» **AIM OF THE TASK**
If a line includes "this", copy it out of the entries.

[Page and application data records]
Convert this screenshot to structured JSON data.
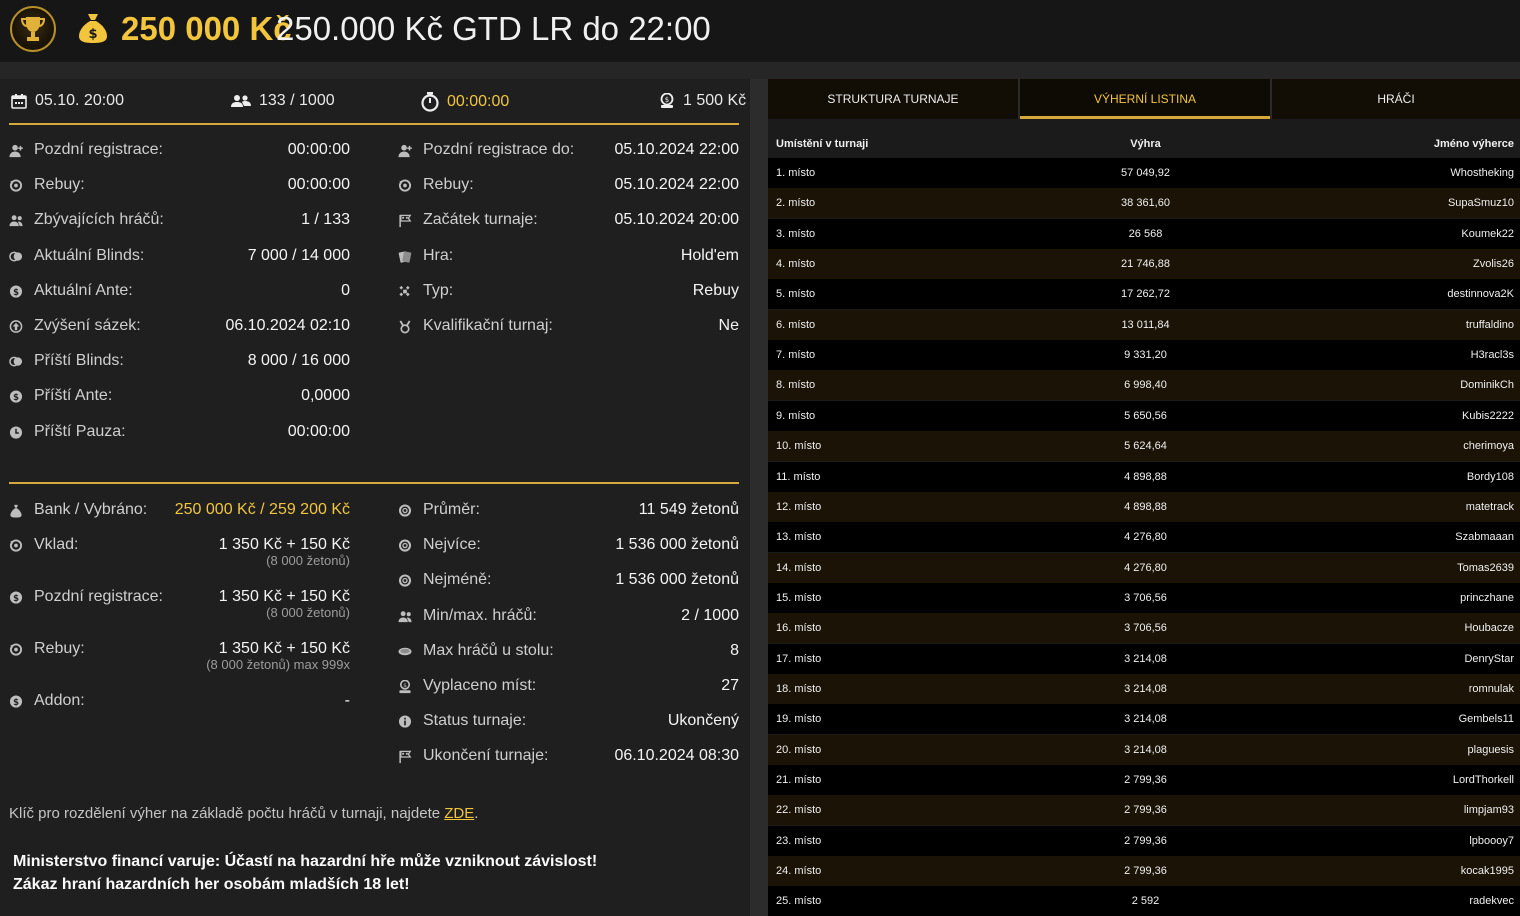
{
  "header": {
    "amount": "250 000 Kč",
    "title": "250.000 Kč GTD LR do 22:00"
  },
  "summary": {
    "date": "05.10. 20:00",
    "players": "133 / 1000",
    "timer": "00:00:00",
    "buyin": "1 500 Kč"
  },
  "info_left": [
    {
      "icon": "user-plus-icon",
      "label": "Pozdní registrace:",
      "value": "00:00:00"
    },
    {
      "icon": "rebuy-icon",
      "label": "Rebuy:",
      "value": "00:00:00"
    },
    {
      "icon": "users-icon",
      "label": "Zbývajících hráčů:",
      "value": "1 / 133"
    },
    {
      "icon": "blinds-icon",
      "label": "Aktuální Blinds:",
      "value": "7 000 / 14 000"
    },
    {
      "icon": "coin-icon",
      "label": "Aktuální Ante:",
      "value": "0"
    },
    {
      "icon": "level-up-icon",
      "label": "Zvýšení sázek:",
      "value": "06.10.2024 02:10"
    },
    {
      "icon": "blinds-icon",
      "label": "Příští Blinds:",
      "value": "8 000 / 16 000"
    },
    {
      "icon": "coin-icon",
      "label": "Příští Ante:",
      "value": "0,0000"
    },
    {
      "icon": "clock-icon",
      "label": "Příští Pauza:",
      "value": "00:00:00"
    }
  ],
  "info_right": [
    {
      "icon": "user-plus-icon",
      "label": "Pozdní registrace do:",
      "value": "05.10.2024 22:00"
    },
    {
      "icon": "rebuy-icon",
      "label": "Rebuy:",
      "value": "05.10.2024 22:00"
    },
    {
      "icon": "flag-icon",
      "label": "Začátek turnaje:",
      "value": "05.10.2024 20:00"
    },
    {
      "icon": "cards-icon",
      "label": "Hra:",
      "value": "Hold'em"
    },
    {
      "icon": "grid-icon",
      "label": "Typ:",
      "value": "Rebuy"
    },
    {
      "icon": "medal-icon",
      "label": "Kvalifikační turnaj:",
      "value": "Ne"
    }
  ],
  "prize_left": [
    {
      "icon": "bank-icon",
      "label": "Bank / Vybráno:",
      "value": "250 000 Kč / 259 200 Kč",
      "sub": ""
    },
    {
      "icon": "rebuy-icon",
      "label": "Vklad:",
      "value": "1 350 Kč + 150 Kč",
      "sub": "(8 000 žetonů)"
    },
    {
      "icon": "coin-icon",
      "label": "Pozdní registrace:",
      "value": "1 350 Kč + 150 Kč",
      "sub": "(8 000 žetonů)"
    },
    {
      "icon": "rebuy-icon",
      "label": "Rebuy:",
      "value": "1 350 Kč + 150 Kč",
      "sub": "(8 000 žetonů) max 999x"
    },
    {
      "icon": "coin-icon",
      "label": "Addon:",
      "value": "-",
      "sub": ""
    }
  ],
  "prize_right": [
    {
      "icon": "chip-icon",
      "label": "Průměr:",
      "value": "11 549 žetonů"
    },
    {
      "icon": "chip-icon",
      "label": "Nejvíce:",
      "value": "1 536 000 žetonů"
    },
    {
      "icon": "chip-icon",
      "label": "Nejméně:",
      "value": "1 536 000 žetonů"
    },
    {
      "icon": "users-icon",
      "label": "Min/max. hráčů:",
      "value": "2 / 1000"
    },
    {
      "icon": "table-icon",
      "label": "Max hráčů u stolu:",
      "value": "8"
    },
    {
      "icon": "paid-icon",
      "label": "Vyplaceno míst:",
      "value": "27"
    },
    {
      "icon": "info-icon",
      "label": "Status turnaje:",
      "value": "Ukončený"
    },
    {
      "icon": "flag-icon",
      "label": "Ukončení turnaje:",
      "value": "06.10.2024 08:30"
    }
  ],
  "note": {
    "text": "Klíč pro rozdělení výher na základě počtu hráčů v turnaji, najdete ",
    "link": "ZDE",
    "end": "."
  },
  "warning": {
    "line1": "Ministerstvo financí varuje: Účastí na hazardní hře může vzniknout závislost!",
    "line2": "Zákaz hraní hazardních her osobám mladších 18 let!"
  },
  "tabs": [
    "STRUKTURA TURNAJE",
    "VÝHERNÍ LISTINA",
    "HRÁČI"
  ],
  "table": {
    "headers": [
      "Umístění v turnaji",
      "Výhra",
      "Jméno výherce"
    ],
    "rows": [
      [
        "1. místo",
        "57 049,92",
        "Whostheking"
      ],
      [
        "2. místo",
        "38 361,60",
        "SupaSmuz10"
      ],
      [
        "3. místo",
        "26 568",
        "Koumek22"
      ],
      [
        "4. místo",
        "21 746,88",
        "Zvolis26"
      ],
      [
        "5. místo",
        "17 262,72",
        "destinnova2K"
      ],
      [
        "6. místo",
        "13 011,84",
        "truffaldino"
      ],
      [
        "7. místo",
        "9 331,20",
        "H3racl3s"
      ],
      [
        "8. místo",
        "6 998,40",
        "DominikCh"
      ],
      [
        "9. místo",
        "5 650,56",
        "Kubis2222"
      ],
      [
        "10. místo",
        "5 624,64",
        "cherimoya"
      ],
      [
        "11. místo",
        "4 898,88",
        "Bordy108"
      ],
      [
        "12. místo",
        "4 898,88",
        "matetrack"
      ],
      [
        "13. místo",
        "4 276,80",
        "Szabmaaan"
      ],
      [
        "14. místo",
        "4 276,80",
        "Tomas2639"
      ],
      [
        "15. místo",
        "3 706,56",
        "princzhane"
      ],
      [
        "16. místo",
        "3 706,56",
        "Houbacze"
      ],
      [
        "17. místo",
        "3 214,08",
        "DenryStar"
      ],
      [
        "18. místo",
        "3 214,08",
        "romnulak"
      ],
      [
        "19. místo",
        "3 214,08",
        "Gembels11"
      ],
      [
        "20. místo",
        "3 214,08",
        "plaguesis"
      ],
      [
        "21. místo",
        "2 799,36",
        "LordThorkell"
      ],
      [
        "22. místo",
        "2 799,36",
        "limpjam93"
      ],
      [
        "23. místo",
        "2 799,36",
        "lpboooy7"
      ],
      [
        "24. místo",
        "2 799,36",
        "kocak1995"
      ],
      [
        "25. místo",
        "2 592",
        "radekvec"
      ]
    ]
  }
}
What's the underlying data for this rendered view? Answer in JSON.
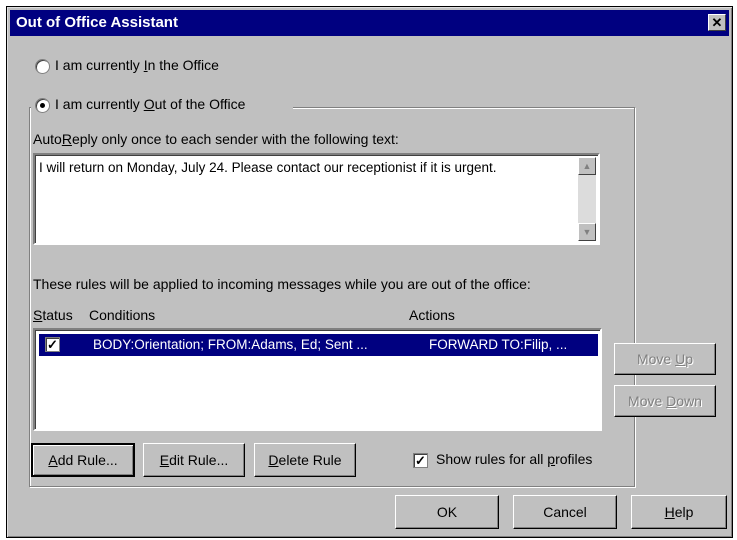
{
  "dialog": {
    "title": "Out of Office Assistant",
    "close_glyph": "✕"
  },
  "radios": {
    "in_office": {
      "pre": "I am currently ",
      "u": "I",
      "post": "n the Office",
      "checked": false
    },
    "out_office": {
      "pre": "I am currently ",
      "u": "O",
      "post": "ut of the Office",
      "checked": true
    }
  },
  "autoreply": {
    "label_pre": "Auto",
    "label_u": "R",
    "label_post": "eply only once to each sender with the following text:",
    "text": "I will return on Monday, July 24.  Please contact our receptionist if it is urgent."
  },
  "rules": {
    "intro": "These rules will be applied to incoming messages while you are out of the office:",
    "col_status_u": "S",
    "col_status_rest": "tatus",
    "col_conditions": "Conditions",
    "col_actions": "Actions",
    "rows": [
      {
        "checked": true,
        "conditions": "BODY:Orientation; FROM:Adams, Ed; Sent ...",
        "actions": "FORWARD TO:Filip, ..."
      }
    ]
  },
  "buttons": {
    "move_up": {
      "pre": "Move ",
      "u": "U",
      "post": "p"
    },
    "move_down": {
      "pre": "Move ",
      "u": "D",
      "post": "own"
    },
    "add_rule": {
      "pre": "",
      "u": "A",
      "post": "dd Rule..."
    },
    "edit_rule": {
      "pre": "",
      "u": "E",
      "post": "dit Rule..."
    },
    "delete_rule": {
      "pre": "",
      "u": "D",
      "post": "elete Rule"
    },
    "ok": "OK",
    "cancel": "Cancel",
    "help": {
      "pre": "",
      "u": "H",
      "post": "elp"
    }
  },
  "show_all": {
    "pre": "Show rules for all ",
    "u": "p",
    "post": "rofiles",
    "checked": true
  },
  "colors": {
    "titlebar": "#000080",
    "face": "#c0c0c0",
    "selection": "#000080"
  }
}
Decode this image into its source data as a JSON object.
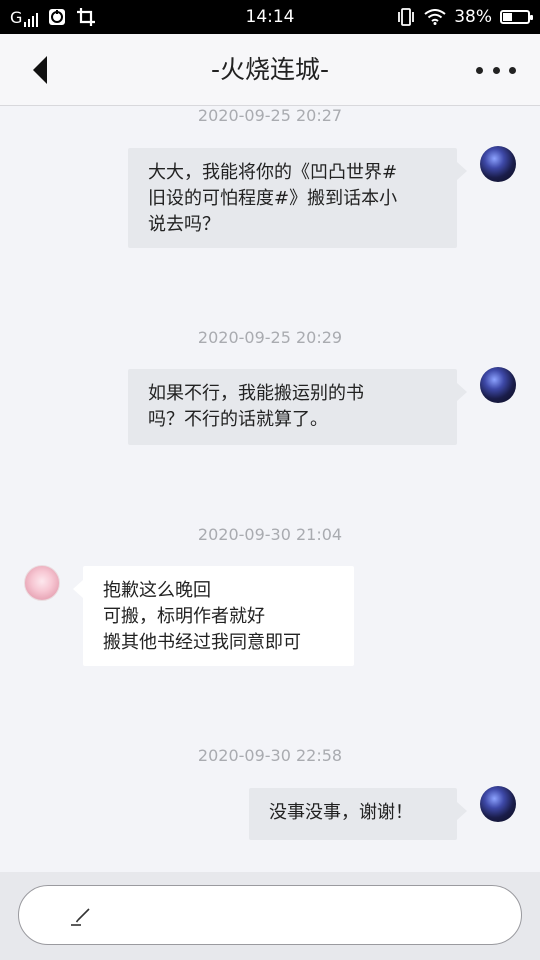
{
  "status_bar": {
    "carrier": "G",
    "time": "14:14",
    "battery_percent": "38%",
    "battery_level": 0.38
  },
  "nav": {
    "title": "-火烧连城-"
  },
  "messages": [
    {
      "timestamp": "2020-09-25 20:27",
      "side": "right",
      "lines": [
        "大大，我能将你的《凹凸世界#",
        "旧设的可怕程度#》搬到话本小",
        "说去吗？"
      ]
    },
    {
      "timestamp": "2020-09-25 20:29",
      "side": "right",
      "lines": [
        "如果不行，我能搬运别的书",
        "吗？不行的话就算了。"
      ]
    },
    {
      "timestamp": "2020-09-30 21:04",
      "side": "left",
      "lines": [
        "抱歉这么晚回",
        "可搬，标明作者就好",
        "搬其他书经过我同意即可"
      ]
    },
    {
      "timestamp": "2020-09-30 22:58",
      "side": "right",
      "lines": [
        "没事没事，谢谢！"
      ]
    }
  ],
  "colors": {
    "background": "#f3f4f8",
    "bubble_right": "#e6e8ec",
    "bubble_left": "#ffffff",
    "timestamp": "#a9abb0"
  }
}
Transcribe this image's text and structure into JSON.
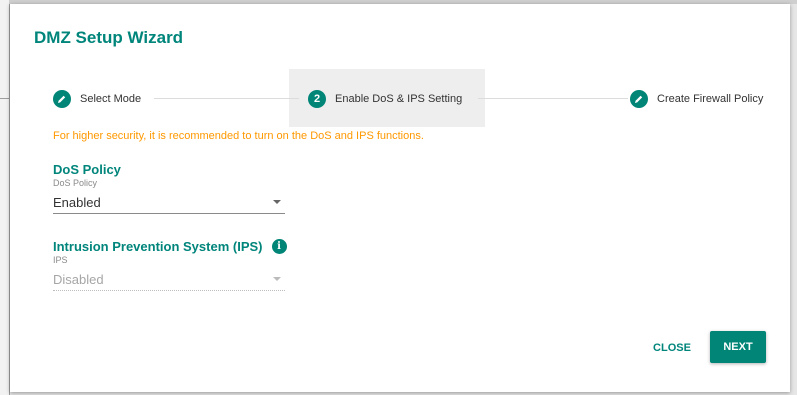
{
  "dialog": {
    "title": "DMZ Setup Wizard"
  },
  "stepper": {
    "steps": [
      {
        "label": "Select Mode",
        "marker": "",
        "icon": "pencil-icon"
      },
      {
        "label": "Enable DoS & IPS Setting",
        "marker": "2",
        "icon": ""
      },
      {
        "label": "Create Firewall Policy",
        "marker": "",
        "icon": "pencil-icon"
      }
    ],
    "active_index": 1
  },
  "notice": "For higher security, it is recommended to turn on the DoS and IPS functions.",
  "dos": {
    "heading": "DoS Policy",
    "caption": "DoS Policy",
    "value": "Enabled"
  },
  "ips": {
    "heading": "Intrusion Prevention System (IPS)",
    "info_icon": "i",
    "caption": "IPS",
    "value": "Disabled"
  },
  "actions": {
    "close_label": "CLOSE",
    "next_label": "NEXT"
  },
  "colors": {
    "accent": "#00857b",
    "warning": "#ff9800"
  }
}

» **TASK ANSWER**
Convert this screenshot to structured JSON data.
What's the underlying data for this rendered view? Answer in JSON.
Decode this image into its source data as a JSON object.
Transcribe this image's text and structure into JSON.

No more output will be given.